Green Mountain Reservoir lies at the northern end of Summit County, Colorado along the Blue River. The Green Mountain Dam was built between 1938 and 1942 by the United States Bureau of Reclamation. The reservoir and its dam store water to benefit Colorado's Western Slope. Created by President Roosevelt as part of the Colorado-Big Thompson Project in 1937, Green Mountain was the first facility to be constructed. This is because it represents a great compromise that made the C-BT project possible: it compensates the Western Slope for water diverted to cities in Northern Colorado from Lake Granby further upstream on the Colorado River. Water from Green Mountain Dam is released either over the spillway, through the dam, or through the hydroelectric powerplant at the dam's base. The Green Mountain Power Plant has the capacity to generate up to 21,000 kilowatts, using two generators. Combined with the other five Federal power plants on the C-BT, enough electricity is produced annually to power almost 60,000 American homes.
The Alva B. Adams Tunnel is the principal component of the largest transmountain water project in Colorado, the Colorado-Big Thompson Project (C-BT). The tunnel transfers water from the western slope of the Colorado River drainage to the eastern Front Range of Colorado. It is 13.1 miles (21.1 km) long, with a concrete lined diameter of 9.75 feet (2.97 m). The tunnel drops 109 feet (33 m) in elevation along its length and runs in a straight line under the Continental Divide from west to east, passing under Rocky Mountain National Park. At its deepest point, the tunnel is about 3,800 feet (1,200 m) below the surface of the mountain peaks. Construction began on 15 June 1940, but was suspended as a result of World War II priorities, from the end of 1942 to August 1943. The tunnel was holed through on 31 March 1944, an event that was broadcast throughout the United States by NBC Radio. The tunnel was posthumously named for its chief advocate, US Senator Alva B. Adams.
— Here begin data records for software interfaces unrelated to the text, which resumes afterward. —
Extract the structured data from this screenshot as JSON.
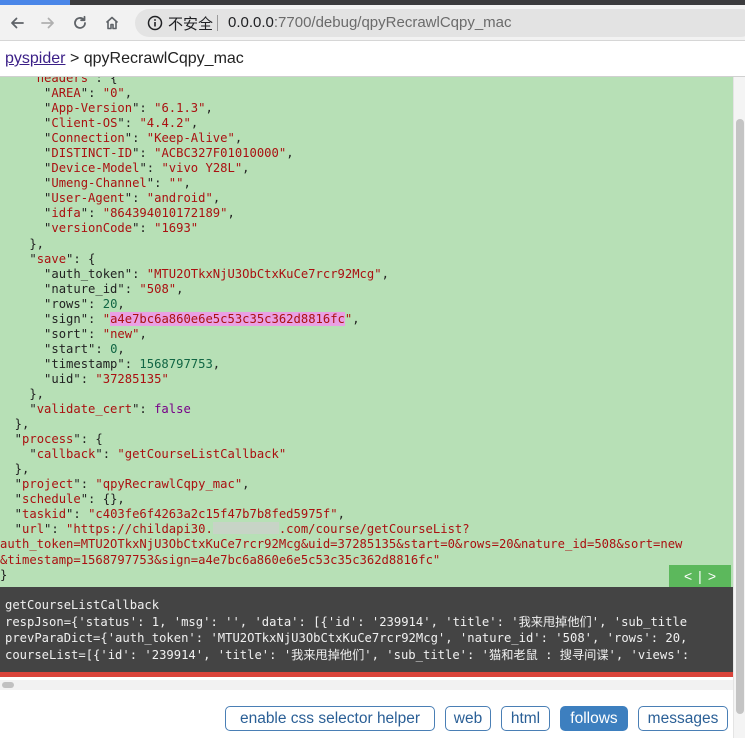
{
  "browser": {
    "security_label": "不安全",
    "url_host": "0.0.0.0",
    "url_rest": ":7700/debug/qpyRecrawlCqpy_mac"
  },
  "header": {
    "root_link": "pyspider",
    "separator": ">",
    "project": "qpyRecrawlCqpy_mac"
  },
  "code": {
    "headers_key": "headers",
    "headers": [
      {
        "k": "AREA",
        "v": "0"
      },
      {
        "k": "App-Version",
        "v": "6.1.3"
      },
      {
        "k": "Client-OS",
        "v": "4.4.2"
      },
      {
        "k": "Connection",
        "v": "Keep-Alive"
      },
      {
        "k": "DISTINCT-ID",
        "v": "ACBC327F01010000"
      },
      {
        "k": "Device-Model",
        "v": "vivo Y28L"
      },
      {
        "k": "Umeng-Channel",
        "v": ""
      },
      {
        "k": "User-Agent",
        "v": "android"
      },
      {
        "k": "idfa",
        "v": "864394010172189"
      },
      {
        "k": "versionCode",
        "v": "1693"
      }
    ],
    "save_key": "save",
    "save": {
      "auth_token": "MTU2OTkxNjU3ObCtxKuCe7rcr92Mcg",
      "nature_id": "508",
      "rows": "20",
      "sign": "a4e7bc6a860e6e5c53c35c362d8816fc",
      "sort": "new",
      "start": "0",
      "timestamp": "1568797753",
      "uid": "37285135"
    },
    "validate_cert_key": "validate_cert",
    "validate_cert": "false",
    "process_key": "process",
    "callback_key": "callback",
    "callback": "getCourseListCallback",
    "project_key": "project",
    "project": "qpyRecrawlCqpy_mac",
    "schedule_key": "schedule",
    "schedule": "{}",
    "taskid_key": "taskid",
    "taskid": "c403fe6f4263a2c15f47b7b8fed5975f",
    "url_key": "url",
    "url_start": "https://childapi30.",
    "url_end": ".com/course/getCourseList?",
    "url_line2": "auth_token=MTU2OTkxNjU3ObCtxKuCe7rcr92Mcg&uid=37285135&start=0&rows=20&nature_id=508&sort=new",
    "url_line3": "&timestamp=1568797753&sign=a4e7bc6a860e6e5c53c35c362d8816fc\""
  },
  "pager": {
    "prev": "<",
    "divider": "|",
    "next": ">"
  },
  "console": {
    "lines": [
      "getCourseListCallback",
      "respJson={'status': 1, 'msg': '', 'data': [{'id': '239914', 'title': '我来甩掉他们', 'sub_title",
      "prevParaDict={'auth_token': 'MTU2OTkxNjU3ObCtxKuCe7rcr92Mcg', 'nature_id': '508', 'rows': 20,",
      "courseList=[{'id': '239914', 'title': '我来甩掉他们', 'sub_title': '猫和老鼠 : 搜寻间谍', 'views':"
    ]
  },
  "buttons": {
    "css_helper": "enable css selector helper",
    "web": "web",
    "html": "html",
    "follows": "follows",
    "messages": "messages"
  },
  "colors": {
    "code_bg": "#b7e0b6",
    "console_bg": "#444444",
    "active_button": "#3d7fbf",
    "error_bar": "#d9433a"
  }
}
The Colorado River is a major river of the western United States and northwest Mexico in North America. Its headwaters are in the Rocky Mountains where La Poudre Pass Lake is its source. Located in north central Colorado it flows southwest through the Colorado Plateau country of western Colorado, southeastern Utah and northwestern Arizona where it flows through the Grand Canyon. It turns south near Las Vegas, Nevada, forming the Arizona–Nevada border in Lake Mead and the Arizona–California border a few miles below Davis Dam between Laughlin, Nevada and Needles, California before entering Mexico in the Colorado Desert. Most of its waters are diverted into the Imperial Valley of Southern California. In Mexico its course forms the boundary between Sonora and Baja California before entering the Gulf of California. This article describes most of the major features along the river.
The Northern Colorado Water Conservancy District — more commonly referred to as Northern Water — is a water utility for eight counties in northeastern Colorado. Northern Water works with the Colorado-Big Thompson Project to transfer water from the Colorado Western Slope over the Continental Divide for agricultural, industrial, and municipal water supply in northeastern Colorado. The District's offices are in Berthoud, Colorado.
|Wikimedia Commons has media related to Grand Lake, Colorado .|